... ridiculous in their brutality and absurdity. They have sacrificed their humanity for no end. The quarries are worked for money, not for art. The stone is cut not that Rodin may make a splendid statue, but that some company may earn a dividend. As you climb higher and higher, past quarry after quarry, it is a sense of slavery and death that you feel. Everywhere there is struggle, rebellion, cruelty; everywhere you see men, bound by ropes, slung over the dazzling face of the cliffs, hacking at the mountains with huge iron pikes, or straining to crash down ...
— Florence and Northern Tuscany with Genoa • Edward Hutton
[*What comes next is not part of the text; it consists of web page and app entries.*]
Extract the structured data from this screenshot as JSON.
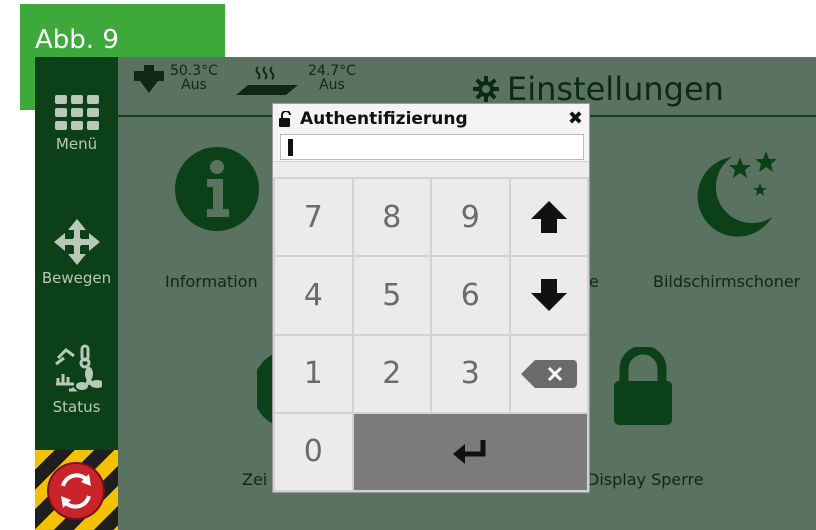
{
  "badge": {
    "label": "Abb. 9"
  },
  "sidebar": {
    "items": [
      {
        "label": "Menü",
        "icon": "grid-menu-icon"
      },
      {
        "label": "Bewegen",
        "icon": "move-arrows-icon"
      },
      {
        "label": "Status",
        "icon": "status-icon"
      }
    ],
    "estop_icon": "emergency-stop-icon"
  },
  "header": {
    "temp1": {
      "value": "50.3°C",
      "state": "Aus",
      "icon": "heater-icon"
    },
    "temp2": {
      "value": "24.7°C",
      "state": "Aus",
      "icon": "heat-bed-icon"
    },
    "title": "Einstellungen",
    "title_icon": "gear-icon"
  },
  "tiles": {
    "information": {
      "label": "Information",
      "icon": "info-icon"
    },
    "partial_e": {
      "label": "e"
    },
    "screensaver": {
      "label": "Bildschirmschoner",
      "icon": "moon-stars-icon"
    },
    "zeit": {
      "label": "Zei"
    },
    "display_lock": {
      "label": "Display Sperre",
      "icon": "lock-icon"
    }
  },
  "dialog": {
    "title": "Authentifizierung",
    "title_icon": "unlock-icon",
    "close_icon": "close-icon",
    "input_value": "",
    "keys": [
      "7",
      "8",
      "9",
      "4",
      "5",
      "6",
      "1",
      "2",
      "3",
      "0"
    ],
    "colors": {
      "accent": "#0c4019",
      "screen": "#5a7361",
      "badge": "#3ea93b"
    }
  }
}
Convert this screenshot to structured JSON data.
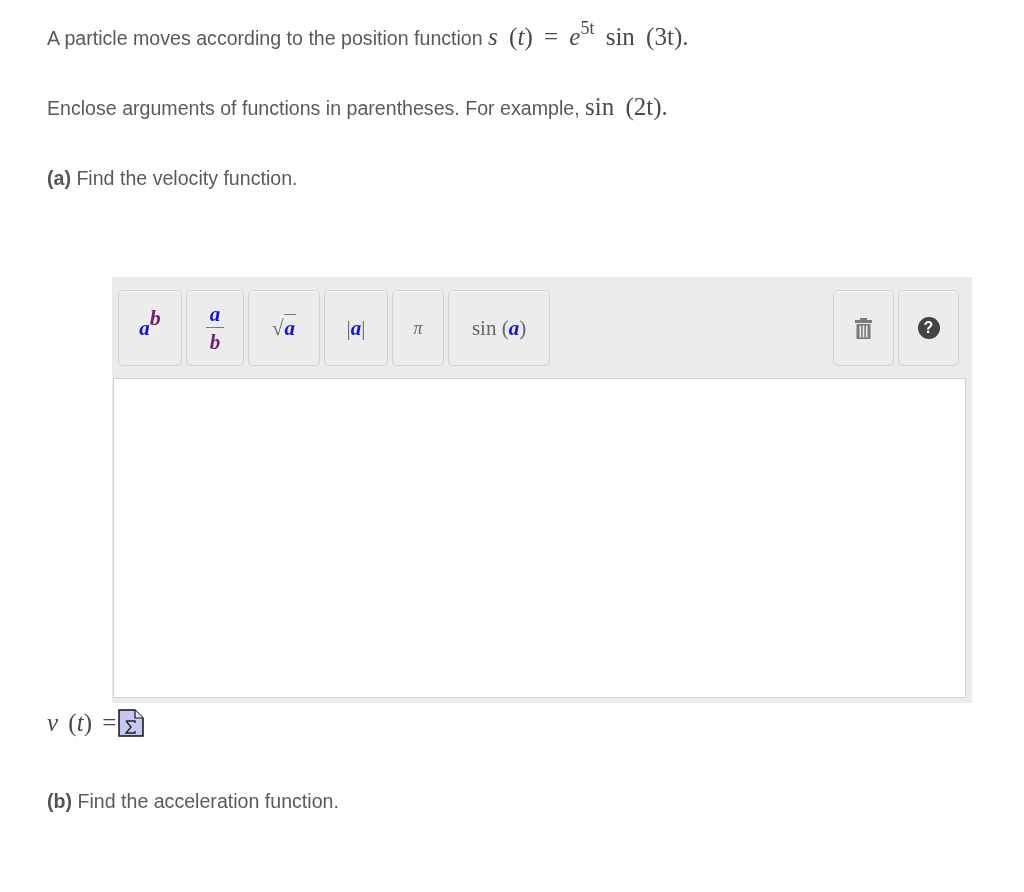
{
  "problem": {
    "text": "A particle moves according to the position function ",
    "math": "*s* (*t*) = *e*$^{5t}$ sin (3t)."
  },
  "instruction": {
    "text": "Enclose arguments of functions in parentheses. For example, ",
    "math": "sin (2t)."
  },
  "parts": [
    {
      "prompt": "**(a)** Find the velocity function.",
      "editor": {
        "toolbar": [
          {
            "kind": "power",
            "base": "a",
            "exponent": "b"
          },
          {
            "kind": "fraction",
            "numerator": "a",
            "denominator": "b"
          },
          {
            "kind": "sqrt",
            "prefix": "√",
            "argument": "a"
          },
          {
            "kind": "abs",
            "prefix": "|",
            "argument": "a",
            "suffix": "|"
          },
          {
            "kind": "symbol",
            "label": "π"
          },
          {
            "kind": "function",
            "prefix": "sin (",
            "argument": "a",
            "suffix": ")"
          }
        ],
        "tools": [
          {
            "kind": "trash"
          },
          {
            "kind": "help",
            "label": "?"
          }
        ]
      },
      "answer_label": "*v* (*t*) ="
    },
    {
      "prompt": "**(b)** Find the acceleration function."
    }
  ]
}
... and line stood raised under the hill. Just outside the station to the north the sands of the estuary stretched bare and wide under the moon. In the other direction, on her right hand, the hills rose steeply; and close above the line a limestone quarry made a huge gash in the fell-side. She stood and stared at the wall of glistening rock that caught the moon; at the little railing at the top, sharp against the sky; at ...
— Helbeck of Bannisdale, Vol. II • Mrs. Humphry Ward

... Ye have met The fierce black bear in the fray; Ye have trailed the panther night by night, Ye have chased the fox by day! Your prancing chargers pant To dash at the gray wolf's mouth, Your arms are sure of their quarry! Onward! Gentlemen ...
— War Poetry of the South • Various

... to her side now, and rapidly surveyed the surging scene below, where Cappoccio was still addressing the men. At sight of Francesco, they raised a fierce yell, as might a pack of dogs that have sighted their quarry. ...
— Love-at-Arms • Raphael Sabatini

... nevertheless that he most readily turns—youthful Russia, whose native force, still unbelittled by our western civilisation, seemed to have in it the promise of a more dignified civilisation to come. It was as if old Rome itself were here again; as, occasionally, a new quarry is laid open of what was thought long since exhausted, ancient marble, cipollino or verde antique. Merimee, indeed, was not the first to discern the fitness for imaginative service of the career of "the false Demetrius," pretended [18] son of Ivan the Terrible; but he alone seeks its utmost ...
— Miscellaneous Studies: A Series of Essays • Walter Horatio Pater

... landlocked Disputes: none Climate: varies from tropical to near temperate Terrain: mostly mountains and hills; some moderately sloping plains Natural resources: asbestos, coal, clay, cassiterite, hydropower, forests, small gold and diamond deposits, quarry stone, and talc Land use: arable land 8%; permanent crops NEGL%; meadows and pastures 67%; forest and woodland 6%; other 19%; includes irrigated 2% Environment: overgrazing; soil degradation; soil erosion Note: landlocked; almost completely ...
— The 1992 CIA World Factbook • United States. Central Intelligence Agency.

... flushed and angry. His helmet had been roughly torn off, and blood was smeared upon his cheek. His noisy captors stood around him in a circle, eying him hungrily like dogs who have been beaten from their quarry. There were Gascons and English, knights, squires and archers, all ...
— Sir Nigel • Arthur Conan Doyle

... thought he would go home by the back lane, instead of through the village, where the folks would notice if the parson looked glum. But, however, it was a mercy, and I don't mind saying so, ay, and meaning it too, though it may be like methodism; for, as Mr. Gray walked by the quarry, he heard a groan, and at first he thought it was a lamb fallen down; and he stood still, and then he heard it again; and then I suppose, he looked down and saw Harry. So he let himself down by the boughs of the trees ...
— My Lady Ludlow • Elizabeth Gaskell



Words linked to "Quarry" :   victim, tap, target, brute, fauna, cut into, delve, fair game, animal, quarrier, pit, excavation, prey, gravel pit, dig, chalkpit, beast, creature, turn over



Copyright © 2018 e-Free Translation.com